### YOUR OBJECTIVE
Scan the records below, and wherever a line has the word "Edgewood", pull it out.

[Dataset records]
┄┄┄┄┄┄┄┄┄┄
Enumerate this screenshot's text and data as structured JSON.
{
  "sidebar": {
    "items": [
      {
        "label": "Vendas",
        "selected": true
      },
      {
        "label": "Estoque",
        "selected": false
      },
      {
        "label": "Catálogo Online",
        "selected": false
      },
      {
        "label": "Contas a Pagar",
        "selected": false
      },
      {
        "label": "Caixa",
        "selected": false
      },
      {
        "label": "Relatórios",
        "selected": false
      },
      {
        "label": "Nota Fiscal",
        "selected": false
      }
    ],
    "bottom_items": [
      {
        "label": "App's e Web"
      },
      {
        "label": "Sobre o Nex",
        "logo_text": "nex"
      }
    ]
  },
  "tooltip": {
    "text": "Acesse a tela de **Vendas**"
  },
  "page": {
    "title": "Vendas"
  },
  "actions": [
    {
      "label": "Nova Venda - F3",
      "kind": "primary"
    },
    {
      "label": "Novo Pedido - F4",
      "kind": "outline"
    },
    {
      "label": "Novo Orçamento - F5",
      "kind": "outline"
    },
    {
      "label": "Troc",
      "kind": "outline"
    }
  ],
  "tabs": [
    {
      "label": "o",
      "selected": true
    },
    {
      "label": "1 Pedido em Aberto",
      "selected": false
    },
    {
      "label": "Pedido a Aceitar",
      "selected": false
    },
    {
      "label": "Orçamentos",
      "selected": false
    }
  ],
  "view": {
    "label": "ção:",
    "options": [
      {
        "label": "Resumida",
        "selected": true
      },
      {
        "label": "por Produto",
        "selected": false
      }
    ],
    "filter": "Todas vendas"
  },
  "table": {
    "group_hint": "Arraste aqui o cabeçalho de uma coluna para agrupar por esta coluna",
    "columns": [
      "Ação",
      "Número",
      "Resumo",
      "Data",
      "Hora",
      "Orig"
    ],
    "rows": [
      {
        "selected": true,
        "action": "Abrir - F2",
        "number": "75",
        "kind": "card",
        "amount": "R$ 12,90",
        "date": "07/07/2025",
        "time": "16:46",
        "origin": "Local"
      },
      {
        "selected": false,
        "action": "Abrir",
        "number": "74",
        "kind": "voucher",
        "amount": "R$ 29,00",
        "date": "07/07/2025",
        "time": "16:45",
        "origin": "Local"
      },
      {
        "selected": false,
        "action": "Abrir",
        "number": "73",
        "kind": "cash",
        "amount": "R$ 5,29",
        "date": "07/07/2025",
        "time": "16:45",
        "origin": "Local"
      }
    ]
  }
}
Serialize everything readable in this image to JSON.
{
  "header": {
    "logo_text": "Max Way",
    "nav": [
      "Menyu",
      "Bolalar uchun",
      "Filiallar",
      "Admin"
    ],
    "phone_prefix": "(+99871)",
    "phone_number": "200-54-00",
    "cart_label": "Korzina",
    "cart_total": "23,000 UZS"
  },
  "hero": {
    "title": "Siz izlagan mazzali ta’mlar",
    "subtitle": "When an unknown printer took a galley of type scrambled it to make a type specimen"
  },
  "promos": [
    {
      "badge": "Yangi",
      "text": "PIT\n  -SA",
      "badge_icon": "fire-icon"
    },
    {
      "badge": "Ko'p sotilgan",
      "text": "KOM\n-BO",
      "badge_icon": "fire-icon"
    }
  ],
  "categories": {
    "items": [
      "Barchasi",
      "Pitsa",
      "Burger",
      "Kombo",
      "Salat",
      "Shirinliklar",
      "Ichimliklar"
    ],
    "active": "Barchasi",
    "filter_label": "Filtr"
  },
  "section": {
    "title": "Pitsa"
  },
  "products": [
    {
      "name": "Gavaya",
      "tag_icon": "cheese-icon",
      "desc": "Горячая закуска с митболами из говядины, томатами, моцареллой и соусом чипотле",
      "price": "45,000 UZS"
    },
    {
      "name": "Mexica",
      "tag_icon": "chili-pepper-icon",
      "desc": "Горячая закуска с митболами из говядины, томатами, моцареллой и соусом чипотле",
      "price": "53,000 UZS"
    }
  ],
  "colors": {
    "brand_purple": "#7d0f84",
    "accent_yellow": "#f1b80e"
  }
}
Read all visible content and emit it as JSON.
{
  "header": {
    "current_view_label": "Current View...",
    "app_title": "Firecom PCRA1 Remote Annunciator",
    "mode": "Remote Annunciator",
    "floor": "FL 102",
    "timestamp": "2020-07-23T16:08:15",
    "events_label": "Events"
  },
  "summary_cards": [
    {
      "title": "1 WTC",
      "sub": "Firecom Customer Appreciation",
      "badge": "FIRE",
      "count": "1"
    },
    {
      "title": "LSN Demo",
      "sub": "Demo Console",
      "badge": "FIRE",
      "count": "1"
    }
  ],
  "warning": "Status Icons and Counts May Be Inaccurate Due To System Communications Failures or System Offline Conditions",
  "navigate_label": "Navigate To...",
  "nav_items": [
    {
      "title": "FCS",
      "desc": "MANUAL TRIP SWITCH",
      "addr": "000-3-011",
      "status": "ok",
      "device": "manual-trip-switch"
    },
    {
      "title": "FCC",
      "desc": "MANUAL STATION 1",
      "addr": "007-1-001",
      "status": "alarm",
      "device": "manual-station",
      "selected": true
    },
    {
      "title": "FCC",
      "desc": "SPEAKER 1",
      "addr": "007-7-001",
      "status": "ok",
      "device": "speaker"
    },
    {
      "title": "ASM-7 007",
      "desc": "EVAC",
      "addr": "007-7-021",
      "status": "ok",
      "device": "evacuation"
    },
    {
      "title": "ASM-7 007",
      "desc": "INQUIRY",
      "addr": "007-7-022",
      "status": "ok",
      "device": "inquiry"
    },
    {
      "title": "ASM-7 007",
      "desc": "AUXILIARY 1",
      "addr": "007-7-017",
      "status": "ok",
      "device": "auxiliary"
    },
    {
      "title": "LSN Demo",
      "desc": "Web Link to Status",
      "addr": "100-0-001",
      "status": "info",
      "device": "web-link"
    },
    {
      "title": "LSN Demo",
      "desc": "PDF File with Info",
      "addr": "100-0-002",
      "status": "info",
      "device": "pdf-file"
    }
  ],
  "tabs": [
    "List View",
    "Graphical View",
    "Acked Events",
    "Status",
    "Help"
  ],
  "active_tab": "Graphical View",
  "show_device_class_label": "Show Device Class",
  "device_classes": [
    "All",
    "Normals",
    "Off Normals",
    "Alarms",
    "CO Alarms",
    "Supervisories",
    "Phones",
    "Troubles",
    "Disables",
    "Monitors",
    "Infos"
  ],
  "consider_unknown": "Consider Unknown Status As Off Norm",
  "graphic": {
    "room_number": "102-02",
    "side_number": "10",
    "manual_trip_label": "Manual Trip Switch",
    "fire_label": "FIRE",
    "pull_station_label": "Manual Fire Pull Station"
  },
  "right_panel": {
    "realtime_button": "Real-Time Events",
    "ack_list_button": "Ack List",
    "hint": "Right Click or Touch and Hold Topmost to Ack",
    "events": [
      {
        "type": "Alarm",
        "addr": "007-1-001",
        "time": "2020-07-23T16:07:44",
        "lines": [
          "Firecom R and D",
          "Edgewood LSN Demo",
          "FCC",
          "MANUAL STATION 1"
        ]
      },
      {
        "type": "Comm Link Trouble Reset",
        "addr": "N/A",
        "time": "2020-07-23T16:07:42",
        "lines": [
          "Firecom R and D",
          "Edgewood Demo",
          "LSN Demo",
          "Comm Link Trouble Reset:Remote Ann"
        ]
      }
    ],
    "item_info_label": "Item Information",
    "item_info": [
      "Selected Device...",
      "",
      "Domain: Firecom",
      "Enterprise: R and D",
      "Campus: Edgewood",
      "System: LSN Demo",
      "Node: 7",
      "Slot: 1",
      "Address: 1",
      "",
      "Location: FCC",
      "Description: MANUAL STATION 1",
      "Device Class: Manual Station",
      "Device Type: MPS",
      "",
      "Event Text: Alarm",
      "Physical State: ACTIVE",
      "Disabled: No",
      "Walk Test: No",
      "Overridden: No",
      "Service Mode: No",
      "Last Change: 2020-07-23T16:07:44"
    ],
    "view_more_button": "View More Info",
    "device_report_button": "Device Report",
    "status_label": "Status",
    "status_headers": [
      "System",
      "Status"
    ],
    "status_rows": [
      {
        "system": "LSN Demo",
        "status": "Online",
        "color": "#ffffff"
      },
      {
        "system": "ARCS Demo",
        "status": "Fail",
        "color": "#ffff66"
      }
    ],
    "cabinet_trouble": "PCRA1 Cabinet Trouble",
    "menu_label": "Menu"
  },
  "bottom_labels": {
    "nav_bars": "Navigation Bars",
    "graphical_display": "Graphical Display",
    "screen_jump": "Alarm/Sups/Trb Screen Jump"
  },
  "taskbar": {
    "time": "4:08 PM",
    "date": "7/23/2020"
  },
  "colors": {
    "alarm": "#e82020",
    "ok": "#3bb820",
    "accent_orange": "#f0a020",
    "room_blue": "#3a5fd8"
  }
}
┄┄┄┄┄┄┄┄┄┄
### SOLUTION FOR THIS EXERCISE
          "Edgewood LSN Demo",
          "Edgewood Demo",
      "Campus: Edgewood",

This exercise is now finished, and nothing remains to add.